The film’s most powerful moment of horror, though, is a good, old-fashioned jump scare.
The scene in question, which will no doubt haunt the memories of all Jaws fans, occurs with Richard Dreyfuss’s Hooper on a crusade to prove that a tiger shark hauled from the waters off Amity Island is not the beast responsible for the recent attacks. He proves his hypothesis when he cannot find any human remains within the captured shark’s stomach and he and Brody (Roy Scheider) subsequently find a sunken vessel when investigating the waters.
Hooper dives to explore the vessel and recovers the enormous tooth of a great white shark from its hull. As he examines the tooth, however, he is shocked by the sudden appearance of fisherman Ben Gardner’s dismembered head floating out of a hole in the boat. It’s a precision engineered jolt that provides a real, bowel-loosening scare.
Perhaps the most remarkable thing about this scene is that it never loses its power. In the same way that a joke is almost always less funny when you know the punchline, a jump scare seldom maintains the power to shock when you return to the film. That’s not the case with Spielberg’s work here. It’s as if some sort of movie trickery changes the timing on each viewing, so you’re always surprised.
Remarkably, like so many of the best innovations in Jaws, the scene was pretty much done on the fly. After the film was test screened, Spielberg decided he wanted a little extra stank on this particular scene to get another big scream out of his audience. Universal refused to pay for the reshoots, so the director stumped up $3,000 out of his own pocket. It was a bold move from the young director, but one that would ultimately pay off.
The new version of the scene was shot in a swimming pool owned by editor Verna Fields in Encino, California - more than 3,000 miles, or 46 hours in a car, away from the original shooting location of Martha’s Vineyard, Massachusetts. Spielberg added powdered milk to the water to make it look murky and used a latex replica of actor Craig Kingsbury’s head. Those who freak out online when the latest mega-blockbuster undergoes reshoots should remember that one of the best moments in arguably the greatest film ever made was shot in a woman’s back garden, six months after principal photography wrapped.
There’s a tendency among cinephiles, and even horror fans, to look down upon jump scares as a somewhat cheap way to shock the audience. British film critic Nigel Floyd coined the term “cattle prod cinema” to refer to films like Insidious and The Conjuring that rely almost exclusively on long periods of quiet, culminating in a deafening noise as some sort of evil thing appears. This notion is often held up as a critique of the jump scare, but it’s actually merely a criticism of films that misuse them.
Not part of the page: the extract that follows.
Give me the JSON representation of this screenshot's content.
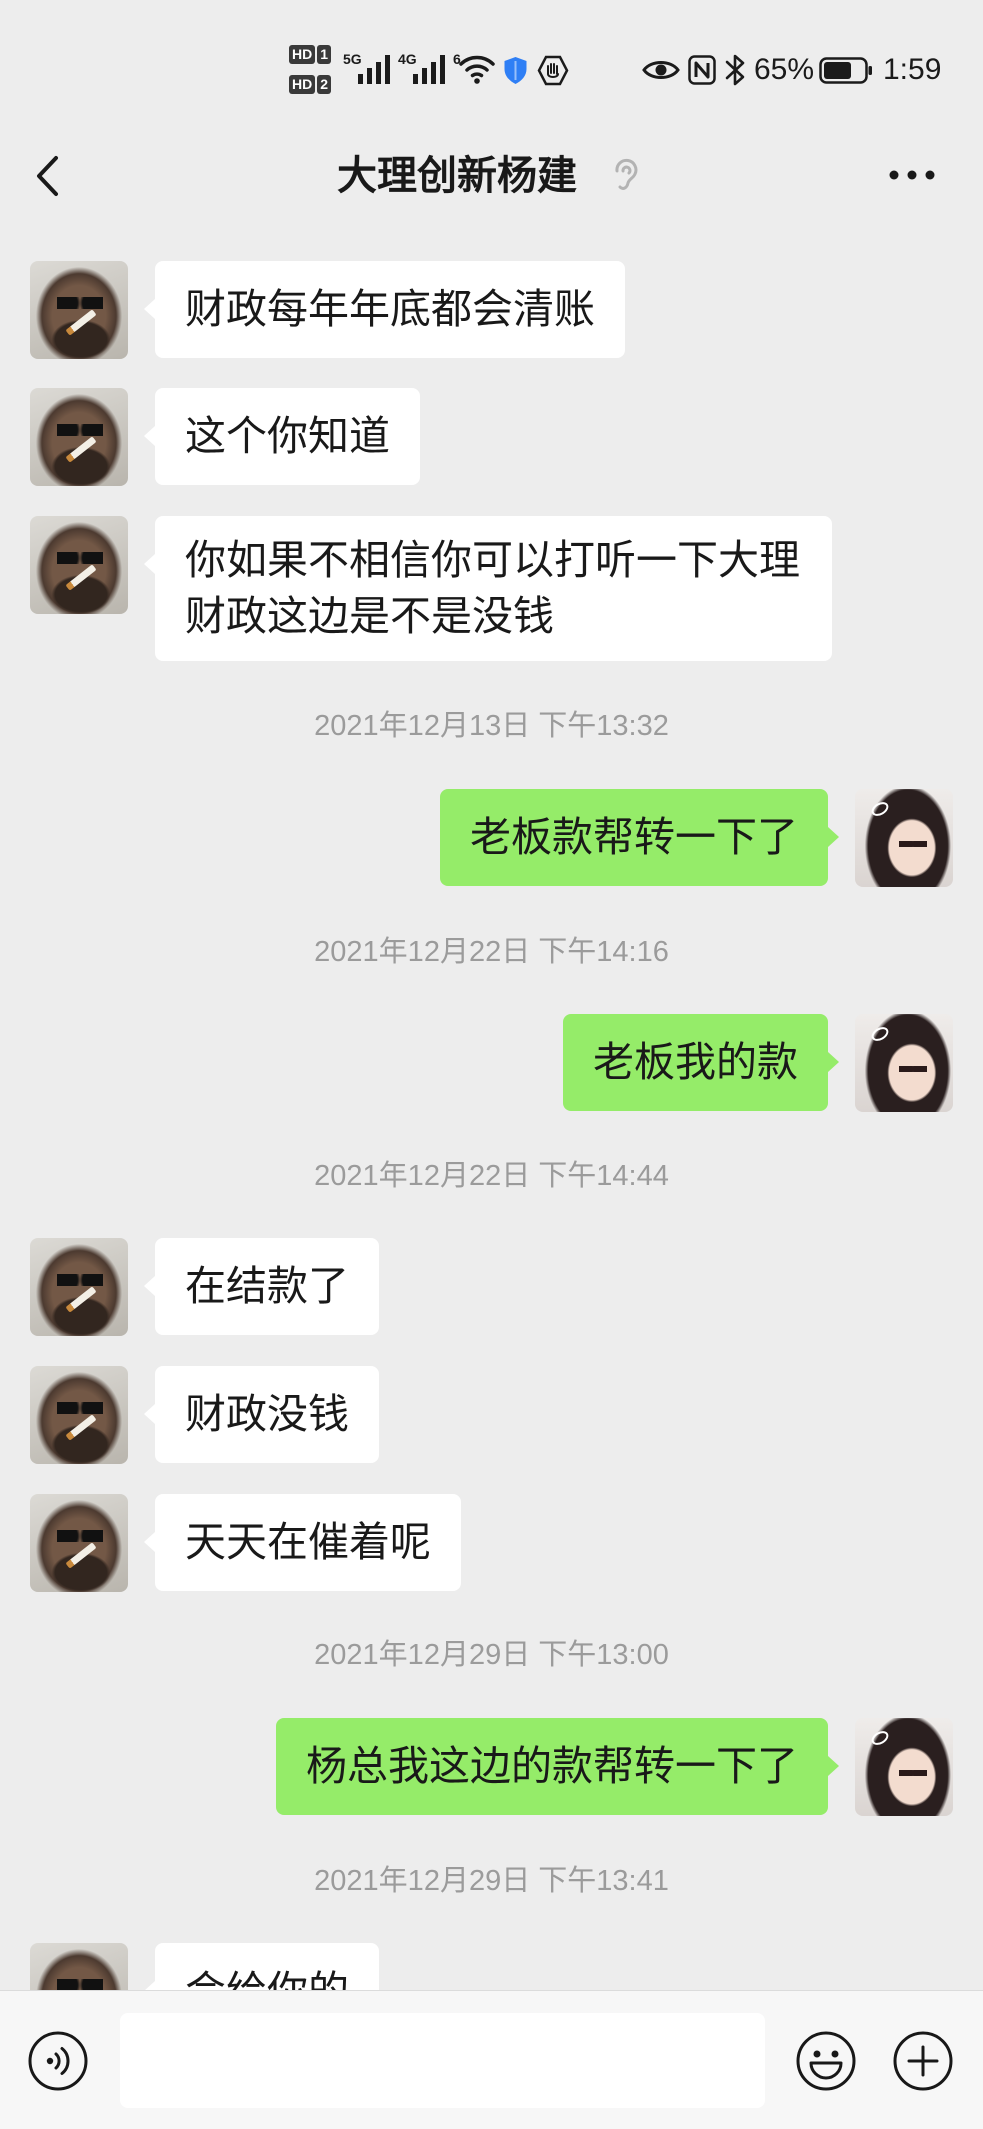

A properly executed jump scare can have a stunning impact, especially in a film that’s relatively sparse when it comes to jolts. Black Phillip emerging out of nowhere to skewer Ralph Ineson like a Puritan kebab in The Witch works precisely because of the measured, eerie tone that has been engineered up until that point. The same is true of Jaws, which has little in the way of full-on jump scares until the appearance of Gardner’s floating noggin.
Spielberg’s sudden jaunt into more route-one scary filmmaking is simple, but immensely effective. From that point on, the audience knows that a scare can come from anywhere - and it doesn’t always have to be from a shark. Once the horror is established as being ever-present, there’s no room to relax.
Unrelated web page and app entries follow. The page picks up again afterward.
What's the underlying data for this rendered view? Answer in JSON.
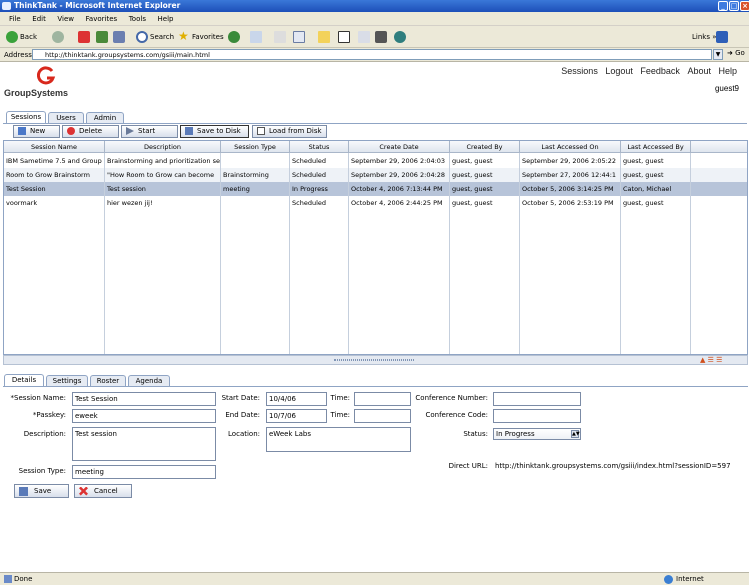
{
  "window": {
    "title": "ThinkTank - Microsoft Internet Explorer"
  },
  "menu": [
    "File",
    "Edit",
    "View",
    "Favorites",
    "Tools",
    "Help"
  ],
  "toolbar": {
    "back": "Back",
    "search": "Search",
    "favorites": "Favorites",
    "links": "Links",
    "go": "Go"
  },
  "address": {
    "label": "Address",
    "url": "http://thinktank.groupsystems.com/gsiii/main.html"
  },
  "app": {
    "logo_text": "GroupSystems",
    "username": "guest9",
    "nav": [
      "Sessions",
      "Logout",
      "Feedback",
      "About",
      "Help"
    ]
  },
  "tabs": [
    "Sessions",
    "Users",
    "Admin"
  ],
  "actions": [
    "New",
    "Delete",
    "Start",
    "Save to Disk",
    "Load from Disk"
  ],
  "columns": [
    "Session Name",
    "Description",
    "Session Type",
    "Status",
    "Create Date",
    "Created By",
    "Last Accessed On",
    "Last Accessed By"
  ],
  "rows": [
    [
      "IBM Sametime 7.5 and Group",
      "Brainstorming and prioritization se",
      "",
      "Scheduled",
      "September 29, 2006 2:04:03",
      "guest, guest",
      "September 29, 2006 2:05:22",
      "guest, guest"
    ],
    [
      "Room to Grow Brainstorm",
      "\"How Room to Grow can become",
      "Brainstorming",
      "Scheduled",
      "September 29, 2006 2:04:28",
      "guest, guest",
      "September 27, 2006 12:44:1",
      "guest, guest"
    ],
    [
      "Test Session",
      "Test session",
      "meeting",
      "In Progress",
      "October 4, 2006 7:13:44 PM",
      "guest, guest",
      "October 5, 2006 3:14:25 PM",
      "Caton, Michael"
    ],
    [
      "voormark",
      "hier wezen jij!",
      "",
      "Scheduled",
      "October 4, 2006 2:44:25 PM",
      "guest, guest",
      "October 5, 2006 2:53:19 PM",
      "guest, guest"
    ]
  ],
  "detail_tabs": [
    "Details",
    "Settings",
    "Roster",
    "Agenda"
  ],
  "details": {
    "session_name_label": "*Session Name:",
    "session_name": "Test Session",
    "passkey_label": "*Passkey:",
    "passkey": "eweek",
    "description_label": "Description:",
    "description": "Test session",
    "session_type_label": "Session Type:",
    "session_type": "meeting",
    "start_date_label": "Start Date:",
    "start_date": "10/4/06",
    "end_date_label": "End Date:",
    "end_date": "10/7/06",
    "time_label": "Time:",
    "start_time": "",
    "end_time": "",
    "location_label": "Location:",
    "location": "eWeek Labs",
    "conf_number_label": "Conference Number:",
    "conf_number": "",
    "conf_code_label": "Conference Code:",
    "conf_code": "",
    "status_label": "Status:",
    "status": "In Progress",
    "direct_url_label": "Direct URL:",
    "direct_url": "http://thinktank.groupsystems.com/gsiii/index.html?sessionID=597",
    "save": "Save",
    "cancel": "Cancel"
  },
  "statusbar": {
    "left": "Done",
    "zone": "Internet"
  }
}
Jaws is a stunning example of cinematic craft and it’s a clear manifestation of a young filmmaker trying out everything he can and taking risks in order to create something special. There are scares aplenty throughout the story and the tension once the trio get out on to open water in search of the shark is unbearable. Spielberg fills Jaws with sophistication to flesh out the characters and the setting, but he’s not afraid to pull out the oldest trick in the book when the story demands it.
There’s a lot about the movie that gets under your skin, but there’s almost certainly nothing that makes you scream aloud like a big latex head floating out of a boat. It’s a moment that has the power to make even the most seasoned horror fan squeal like a teenage girl at a Justin Bieber concert. And for that, we have Spielberg - and his editor’s swimming pool - to thank.